## ACTION ITEM
Retype every record exactly. Leave the pictures out.

(Page and application data records)
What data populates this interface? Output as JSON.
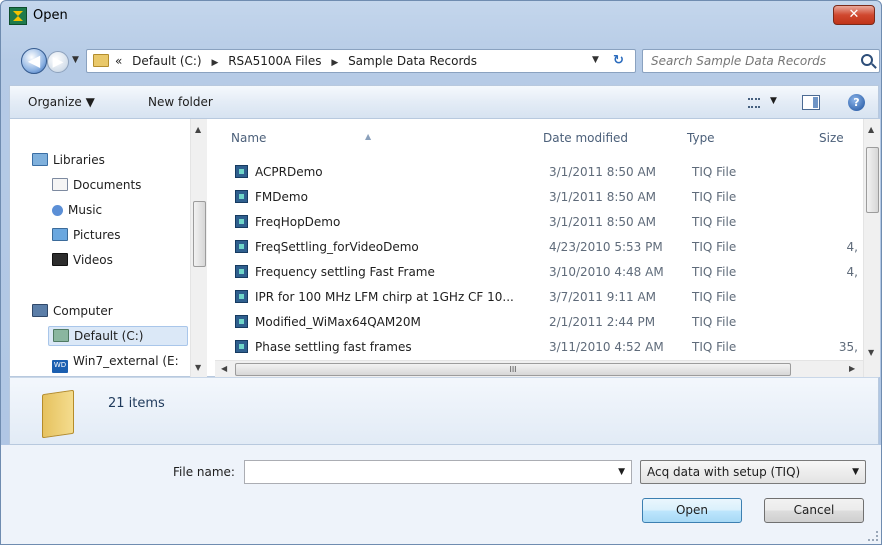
{
  "window": {
    "title": "Open",
    "close_glyph": "✕"
  },
  "nav": {
    "back_glyph": "◀",
    "forward_glyph": "▶",
    "breadcrumb_prefix": "«",
    "breadcrumbs": [
      "Default (C:)",
      "RSA5100A Files",
      "Sample Data Records"
    ],
    "search_placeholder": "Search Sample Data Records"
  },
  "toolbar": {
    "organize_label": "Organize ▼",
    "new_folder_label": "New folder"
  },
  "sidebar": {
    "items": [
      {
        "label": "Libraries",
        "icon": "libraries-icon"
      },
      {
        "label": "Documents",
        "icon": "documents-icon"
      },
      {
        "label": "Music",
        "icon": "music-icon"
      },
      {
        "label": "Pictures",
        "icon": "pictures-icon"
      },
      {
        "label": "Videos",
        "icon": "videos-icon"
      },
      {
        "label": "Computer",
        "icon": "computer-icon"
      },
      {
        "label": "Default (C:)",
        "icon": "drive-icon",
        "selected": true
      },
      {
        "label": "Win7_external (E:",
        "icon": "wd-drive-icon"
      }
    ]
  },
  "files": {
    "columns": {
      "name": "Name",
      "date": "Date modified",
      "type": "Type",
      "size": "Size"
    },
    "rows": [
      {
        "name": "ACPRDemo",
        "date": "3/1/2011 8:50 AM",
        "type": "TIQ File",
        "size": ""
      },
      {
        "name": "FMDemo",
        "date": "3/1/2011 8:50 AM",
        "type": "TIQ File",
        "size": ""
      },
      {
        "name": "FreqHopDemo",
        "date": "3/1/2011 8:50 AM",
        "type": "TIQ File",
        "size": ""
      },
      {
        "name": "FreqSettling_forVideoDemo",
        "date": "4/23/2010 5:53 PM",
        "type": "TIQ File",
        "size": "4,"
      },
      {
        "name": "Frequency settling Fast Frame",
        "date": "3/10/2010 4:48 AM",
        "type": "TIQ File",
        "size": "4,"
      },
      {
        "name": "IPR for 100 MHz LFM chirp at 1GHz CF 10...",
        "date": "3/7/2011 9:11 AM",
        "type": "TIQ File",
        "size": ""
      },
      {
        "name": "Modified_WiMax64QAM20M",
        "date": "2/1/2011 2:44 PM",
        "type": "TIQ File",
        "size": ""
      },
      {
        "name": "Phase settling fast frames",
        "date": "3/11/2010 4:52 AM",
        "type": "TIQ File",
        "size": "35,"
      }
    ]
  },
  "details": {
    "item_count": "21 items"
  },
  "footer": {
    "file_name_label": "File name:",
    "file_name_value": "",
    "file_type_filter": "Acq data with setup (TIQ)",
    "open_label": "Open",
    "cancel_label": "Cancel"
  },
  "colors": {
    "accent": "#2f66b8",
    "window_frame": "#b6cbe6",
    "close_red": "#c03419"
  }
}
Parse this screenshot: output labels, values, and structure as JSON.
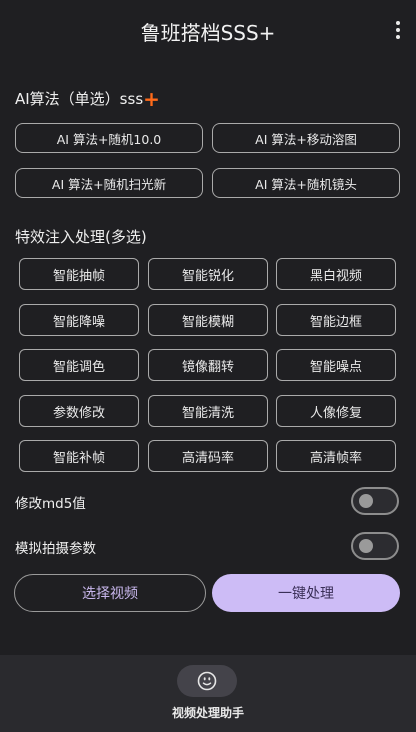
{
  "appbar": {
    "title": "鲁班搭档SSS+"
  },
  "ai_section": {
    "title": "AI算法（单选）sss",
    "plus_symbol": "+",
    "options": [
      "AI 算法+随机10.0",
      "AI 算法+移动溶图",
      "AI 算法+随机扫光新",
      "AI 算法+随机镜头"
    ]
  },
  "effects_section": {
    "title": "特效注入处理(多选)",
    "options": [
      "智能抽帧",
      "智能锐化",
      "黑白视频",
      "智能降噪",
      "智能模糊",
      "智能边框",
      "智能调色",
      "镜像翻转",
      "智能噪点",
      "参数修改",
      "智能清洗",
      "人像修复",
      "智能补帧",
      "高清码率",
      "高清帧率"
    ]
  },
  "toggles": [
    {
      "label": "修改md5值",
      "on": false
    },
    {
      "label": "模拟拍摄参数",
      "on": false
    }
  ],
  "actions": {
    "select_video": "选择视频",
    "one_click": "一键处理"
  },
  "bottom_nav": {
    "label": "视频处理助手",
    "icon": "face-icon"
  }
}
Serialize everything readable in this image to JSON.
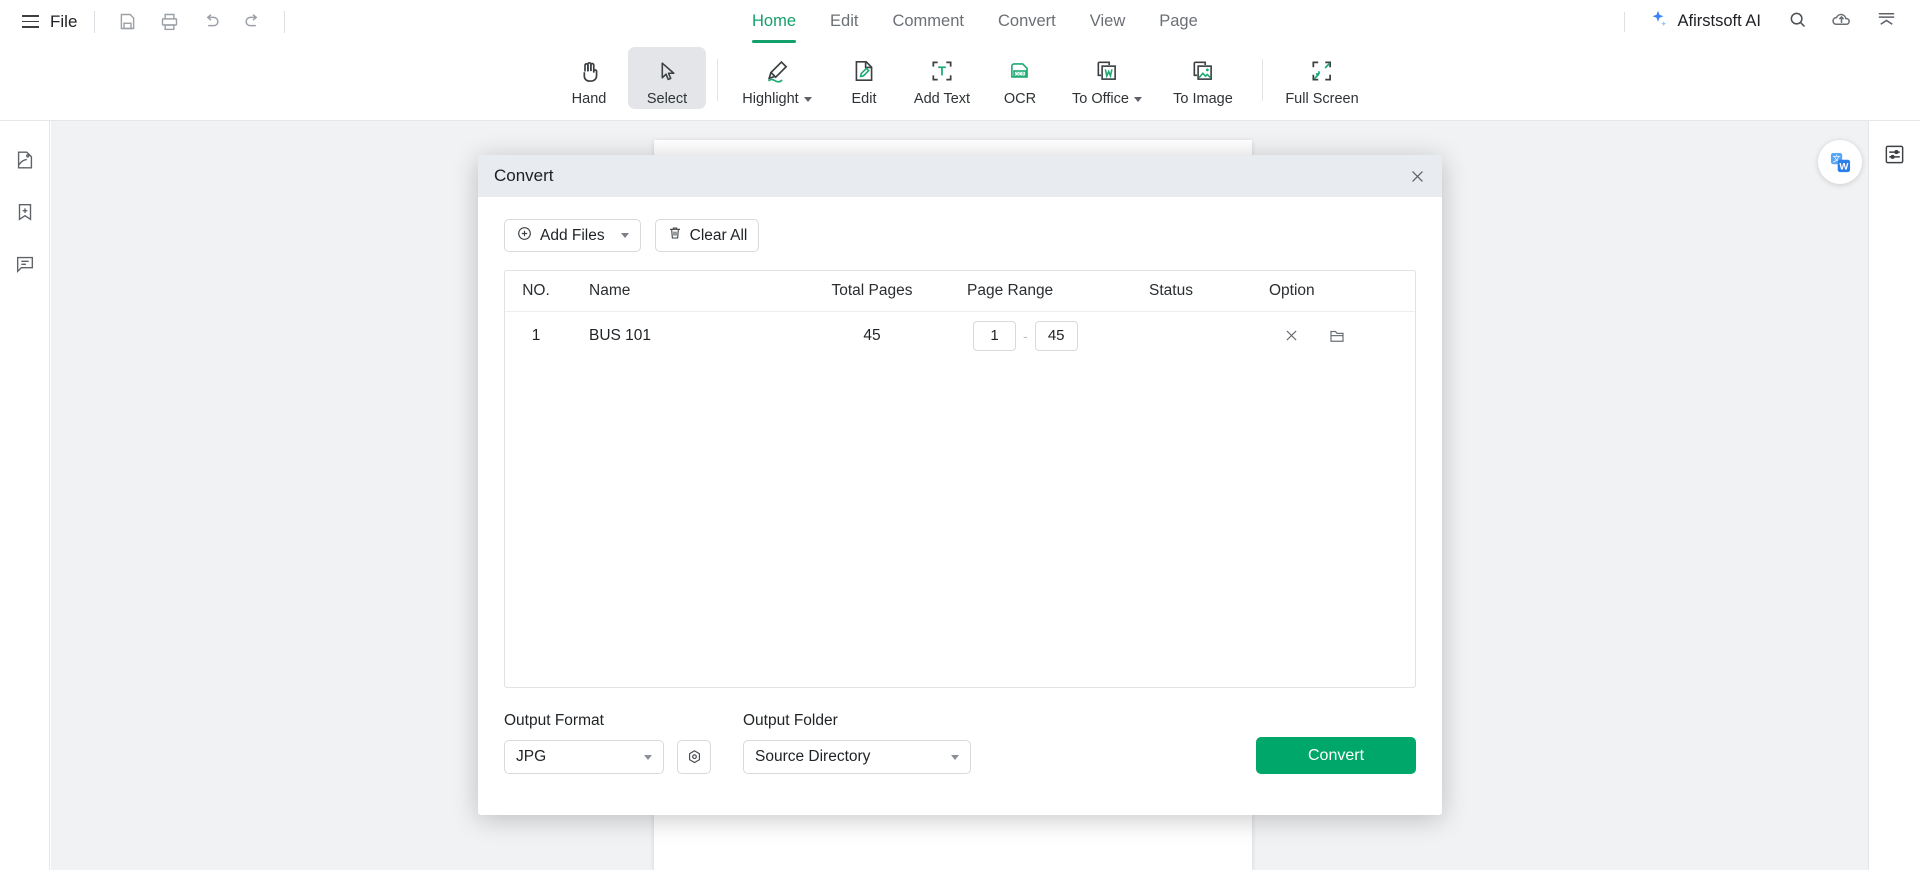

## ANSWER SECTION
What data populates this interface? Output as JSON.
{
  "window": {
    "title": "Open",
    "close_glyph": "✕"
  },
  "nav": {
    "back_glyph": "◀",
    "forward_glyph": "▶",
    "breadcrumb_prefix": "«",
    "breadcrumbs": [
      "Default (C:)",
      "RSA5100A Files",
      "Sample Data Records"
    ],
    "search_placeholder": "Search Sample Data Records"
  },
  "toolbar": {
    "organize_label": "Organize ▼",
    "new_folder_label": "New folder"
  },
  "sidebar": {
    "items": [
      {
        "label": "Libraries",
        "icon": "libraries-icon"
      },
      {
        "label": "Documents",
        "icon": "documents-icon"
      },
      {
        "label": "Music",
        "icon": "music-icon"
      },
      {
        "label": "Pictures",
        "icon": "pictures-icon"
      },
      {
        "label": "Videos",
        "icon": "videos-icon"
      },
      {
        "label": "Computer",
        "icon": "computer-icon"
      },
      {
        "label": "Default (C:)",
        "icon": "drive-icon",
        "selected": true
      },
      {
        "label": "Win7_external (E:",
        "icon": "wd-drive-icon"
      }
    ]
  },
  "files": {
    "columns": {
      "name": "Name",
      "date": "Date modified",
      "type": "Type",
      "size": "Size"
    },
    "rows": [
      {
        "name": "ACPRDemo",
        "date": "3/1/2011 8:50 AM",
        "type": "TIQ File",
        "size": ""
      },
      {
        "name": "FMDemo",
        "date": "3/1/2011 8:50 AM",
        "type": "TIQ File",
        "size": ""
      },
      {
        "name": "FreqHopDemo",
        "date": "3/1/2011 8:50 AM",
        "type": "TIQ File",
        "size": ""
      },
      {
        "name": "FreqSettling_forVideoDemo",
        "date": "4/23/2010 5:53 PM",
        "type": "TIQ File",
        "size": "4,"
      },
      {
        "name": "Frequency settling Fast Frame",
        "date": "3/10/2010 4:48 AM",
        "type": "TIQ File",
        "size": "4,"
      },
      {
        "name": "IPR for 100 MHz LFM chirp at 1GHz CF 10...",
        "date": "3/7/2011 9:11 AM",
        "type": "TIQ File",
        "size": ""
      },
      {
        "name": "Modified_WiMax64QAM20M",
        "date": "2/1/2011 2:44 PM",
        "type": "TIQ File",
        "size": ""
      },
      {
        "name": "Phase settling fast frames",
        "date": "3/11/2010 4:52 AM",
        "type": "TIQ File",
        "size": "35,"
      }
    ]
  },
  "details": {
    "item_count": "21 items"
  },
  "footer": {
    "file_name_label": "File name:",
    "file_name_value": "",
    "file_type_filter": "Acq data with setup (TIQ)",
    "open_label": "Open",
    "cancel_label": "Cancel"
  },
  "colors": {
    "accent": "#2f66b8",
    "window_frame": "#b6cbe6",
    "close_red": "#c03419"
  }
}
Parse this screenshot: output labels, values, and structure as JSON.
{
  "appbar": {
    "title": "鲁班搭档SSS+"
  },
  "ai_section": {
    "title": "AI算法（单选）sss",
    "plus_symbol": "+",
    "options": [
      "AI 算法+随机10.0",
      "AI 算法+移动溶图",
      "AI 算法+随机扫光新",
      "AI 算法+随机镜头"
    ]
  },
  "effects_section": {
    "title": "特效注入处理(多选)",
    "options": [
      "智能抽帧",
      "智能锐化",
      "黑白视频",
      "智能降噪",
      "智能模糊",
      "智能边框",
      "智能调色",
      "镜像翻转",
      "智能噪点",
      "参数修改",
      "智能清洗",
      "人像修复",
      "智能补帧",
      "高清码率",
      "高清帧率"
    ]
  },
  "toggles": [
    {
      "label": "修改md5值",
      "on": false
    },
    {
      "label": "模拟拍摄参数",
      "on": false
    }
  ],
  "actions": {
    "select_video": "选择视频",
    "one_click": "一键处理"
  },
  "bottom_nav": {
    "label": "视频处理助手",
    "icon": "face-icon"
  }
}
Serialize everything readable in this image to JSON.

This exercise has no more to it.